What you are asked to do: Report every line below that carries the word "date".

Exercise data:
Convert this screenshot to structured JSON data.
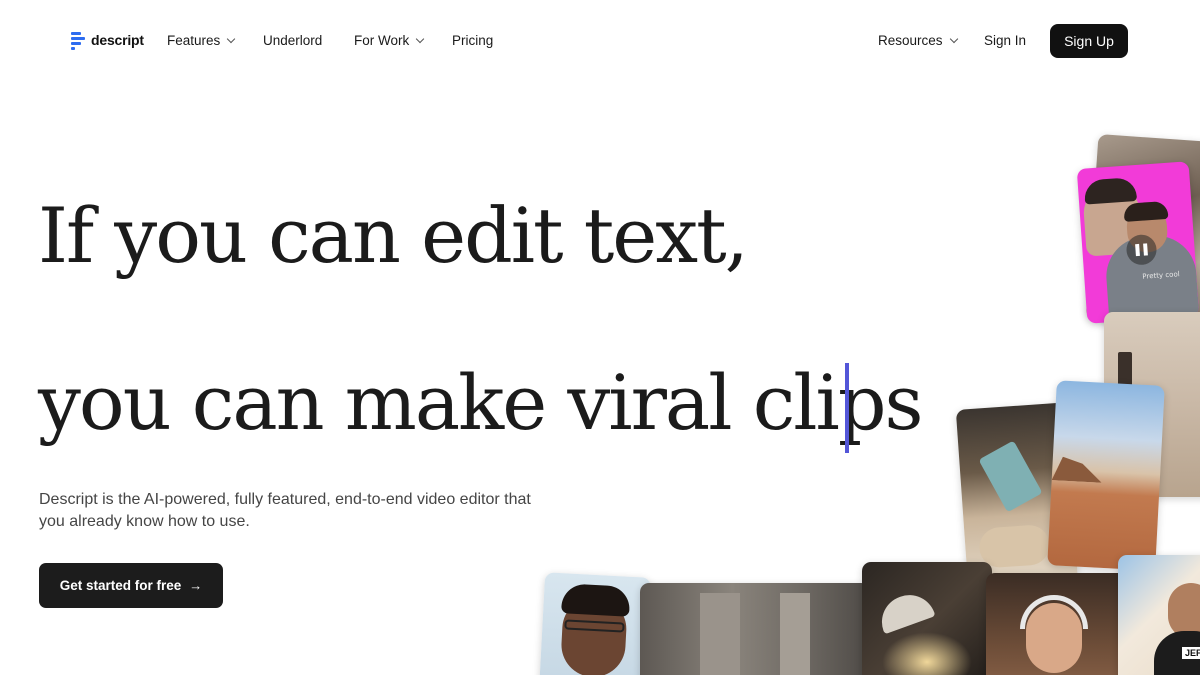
{
  "header": {
    "logo_text": "descript",
    "nav": {
      "features": "Features",
      "underlord": "Underlord",
      "for_work": "For Work",
      "pricing": "Pricing",
      "resources": "Resources"
    },
    "sign_in": "Sign In",
    "sign_up": "Sign Up"
  },
  "hero": {
    "headline_line1": "If you can edit text,",
    "headline_line2": "you can make viral clips",
    "subtitle": "Descript is the AI-powered, fully featured, end-to-end video editor that you already know how to use.",
    "cta_label": "Get started for free",
    "cta_arrow": "→"
  },
  "collage": {
    "pause_icon": "pause-icon",
    "name_tag": "JEFF",
    "shirt_text": "Pretty cool"
  },
  "colors": {
    "accent_caret": "#5356d8",
    "logo_blue": "#2d6cf0",
    "button_dark": "#111111"
  }
}
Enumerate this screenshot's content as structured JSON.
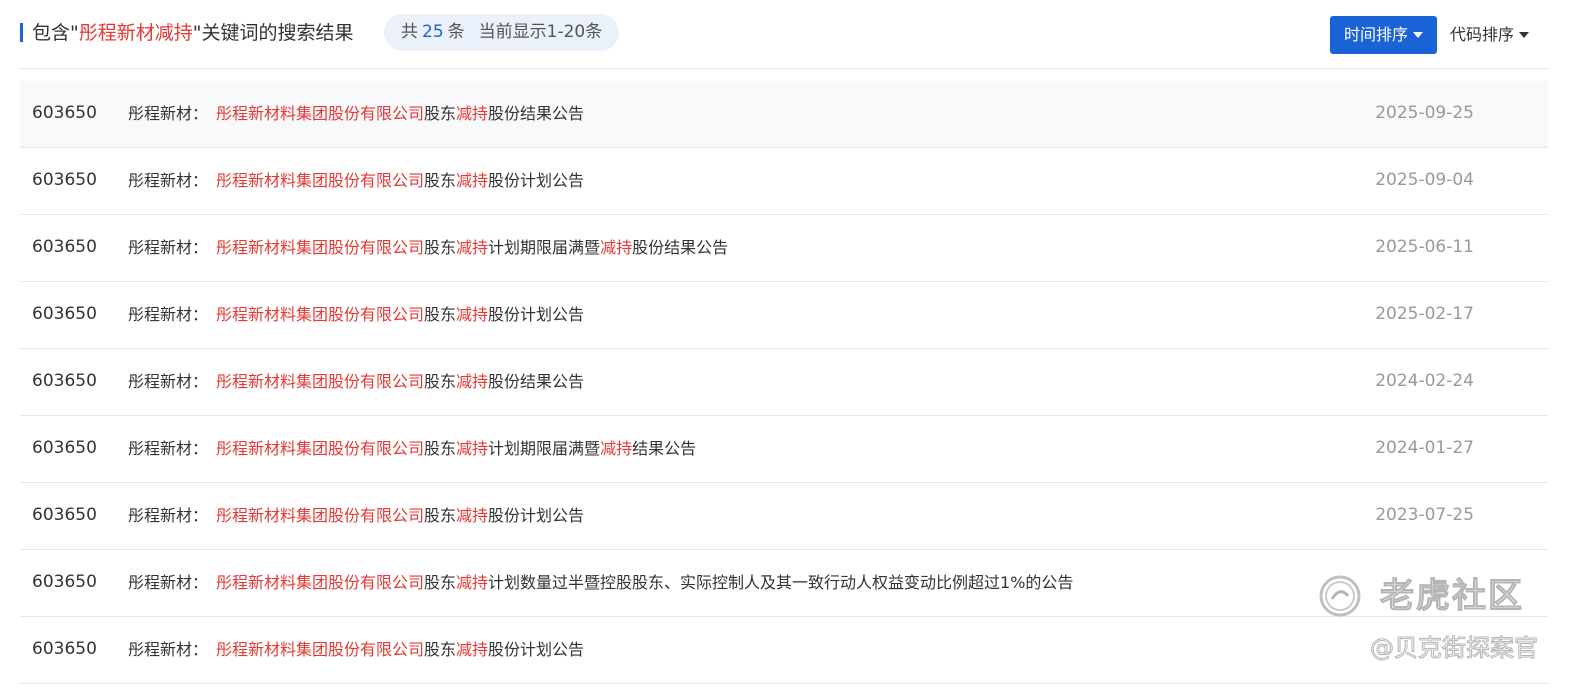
{
  "header": {
    "title_prefix": "包含\"",
    "keyword": "彤程新材减持",
    "title_suffix": "\"关键词的搜索结果",
    "count_prefix": "共",
    "count": "25",
    "count_suffix": "条",
    "range_text": "当前显示1-20条",
    "sort_time_label": "时间排序",
    "sort_code_label": "代码排序"
  },
  "colors": {
    "accent": "#1a63d6",
    "highlight": "#e53935",
    "date": "#999999"
  },
  "results": [
    {
      "code": "603650",
      "stock": "彤程新材：",
      "company": "彤程新材料集团股份有限公司",
      "t1": "股东",
      "kw1": "减持",
      "t2": "股份结果公告",
      "kw2": "",
      "t3": "",
      "date": "2025-09-25"
    },
    {
      "code": "603650",
      "stock": "彤程新材：",
      "company": "彤程新材料集团股份有限公司",
      "t1": "股东",
      "kw1": "减持",
      "t2": "股份计划公告",
      "kw2": "",
      "t3": "",
      "date": "2025-09-04"
    },
    {
      "code": "603650",
      "stock": "彤程新材：",
      "company": "彤程新材料集团股份有限公司",
      "t1": "股东",
      "kw1": "减持",
      "t2": "计划期限届满暨",
      "kw2": "减持",
      "t3": "股份结果公告",
      "date": "2025-06-11"
    },
    {
      "code": "603650",
      "stock": "彤程新材：",
      "company": "彤程新材料集团股份有限公司",
      "t1": "股东",
      "kw1": "减持",
      "t2": "股份计划公告",
      "kw2": "",
      "t3": "",
      "date": "2025-02-17"
    },
    {
      "code": "603650",
      "stock": "彤程新材：",
      "company": "彤程新材料集团股份有限公司",
      "t1": "股东",
      "kw1": "减持",
      "t2": "股份结果公告",
      "kw2": "",
      "t3": "",
      "date": "2024-02-24"
    },
    {
      "code": "603650",
      "stock": "彤程新材：",
      "company": "彤程新材料集团股份有限公司",
      "t1": "股东",
      "kw1": "减持",
      "t2": "计划期限届满暨",
      "kw2": "减持",
      "t3": "结果公告",
      "date": "2024-01-27"
    },
    {
      "code": "603650",
      "stock": "彤程新材：",
      "company": "彤程新材料集团股份有限公司",
      "t1": "股东",
      "kw1": "减持",
      "t2": "股份计划公告",
      "kw2": "",
      "t3": "",
      "date": "2023-07-25"
    },
    {
      "code": "603650",
      "stock": "彤程新材：",
      "company": "彤程新材料集团股份有限公司",
      "t1": "股东",
      "kw1": "减持",
      "t2": "计划数量过半暨控股股东、实际控制人及其一致行动人权益变动比例超过1%的公告",
      "kw2": "",
      "t3": "",
      "date": ""
    },
    {
      "code": "603650",
      "stock": "彤程新材：",
      "company": "彤程新材料集团股份有限公司",
      "t1": "股东",
      "kw1": "减持",
      "t2": "股份计划公告",
      "kw2": "",
      "t3": "",
      "date": ""
    }
  ],
  "watermark": {
    "title": "老虎社区",
    "author": "@贝克街探案官"
  }
}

Output below:
    "date": "#999999"
      "date": "2025-09-25"
      "date": "2025-09-04"
      "date": "2025-06-11"
      "date": "2025-02-17"
      "date": "2024-02-24"
      "date": "2024-01-27"
      "date": "2023-07-25"
      "date": ""
      "date": ""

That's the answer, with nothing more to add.